▸ Problem details: These records need to be repeated exactly, every one of them.

[Start of Attachment]

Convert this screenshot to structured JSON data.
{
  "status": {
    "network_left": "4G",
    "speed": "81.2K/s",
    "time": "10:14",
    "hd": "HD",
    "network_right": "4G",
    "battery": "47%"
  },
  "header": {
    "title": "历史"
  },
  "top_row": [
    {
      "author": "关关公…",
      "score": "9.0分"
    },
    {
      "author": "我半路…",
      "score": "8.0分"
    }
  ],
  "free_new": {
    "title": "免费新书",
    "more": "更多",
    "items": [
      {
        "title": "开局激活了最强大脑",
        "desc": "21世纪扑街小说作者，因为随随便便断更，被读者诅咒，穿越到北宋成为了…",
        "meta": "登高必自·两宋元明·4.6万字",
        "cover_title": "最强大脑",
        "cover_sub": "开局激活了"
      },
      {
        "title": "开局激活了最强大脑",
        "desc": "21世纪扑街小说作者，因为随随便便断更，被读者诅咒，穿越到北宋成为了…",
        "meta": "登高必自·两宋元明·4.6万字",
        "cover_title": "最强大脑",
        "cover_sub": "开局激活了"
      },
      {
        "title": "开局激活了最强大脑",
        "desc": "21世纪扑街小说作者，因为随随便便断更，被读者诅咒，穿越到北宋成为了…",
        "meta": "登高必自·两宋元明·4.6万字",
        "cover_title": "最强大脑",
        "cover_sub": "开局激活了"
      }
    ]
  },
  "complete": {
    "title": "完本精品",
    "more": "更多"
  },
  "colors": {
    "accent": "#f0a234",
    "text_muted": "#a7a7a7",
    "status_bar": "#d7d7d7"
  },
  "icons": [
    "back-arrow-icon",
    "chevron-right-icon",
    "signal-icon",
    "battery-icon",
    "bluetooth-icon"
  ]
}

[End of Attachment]

▸ Result:
Convert this screenshot to structured JSON data.
{
  "status": {
    "network_left": "4G",
    "speed": "81.2K/s",
    "time": "10:14",
    "hd": "HD",
    "network_right": "4G",
    "battery": "47%"
  },
  "header": {
    "title": "历史"
  },
  "top_row": [
    {
      "author": "关关公…",
      "score": "9.0分"
    },
    {
      "author": "我半路…",
      "score": "8.0分"
    }
  ],
  "free_new": {
    "title": "免费新书",
    "more": "更多",
    "items": [
      {
        "title": "开局激活了最强大脑",
        "desc": "21世纪扑街小说作者，因为随随便便断更，被读者诅咒，穿越到北宋成为了…",
        "meta": "登高必自·两宋元明·4.6万字",
        "cover_title": "最强大脑",
        "cover_sub": "开局激活了"
      },
      {
        "title": "开局激活了最强大脑",
        "desc": "21世纪扑街小说作者，因为随随便便断更，被读者诅咒，穿越到北宋成为了…",
        "meta": "登高必自·两宋元明·4.6万字",
        "cover_title": "最强大脑",
        "cover_sub": "开局激活了"
      },
      {
        "title": "开局激活了最强大脑",
        "desc": "21世纪扑街小说作者，因为随随便便断更，被读者诅咒，穿越到北宋成为了…",
        "meta": "登高必自·两宋元明·4.6万字",
        "cover_title": "最强大脑",
        "cover_sub": "开局激活了"
      }
    ]
  },
  "complete": {
    "title": "完本精品",
    "more": "更多"
  },
  "colors": {
    "accent": "#f0a234",
    "text_muted": "#a7a7a7",
    "status_bar": "#d7d7d7"
  },
  "icons": [
    "back-arrow-icon",
    "chevron-right-icon",
    "signal-icon",
    "battery-icon",
    "bluetooth-icon"
  ]
}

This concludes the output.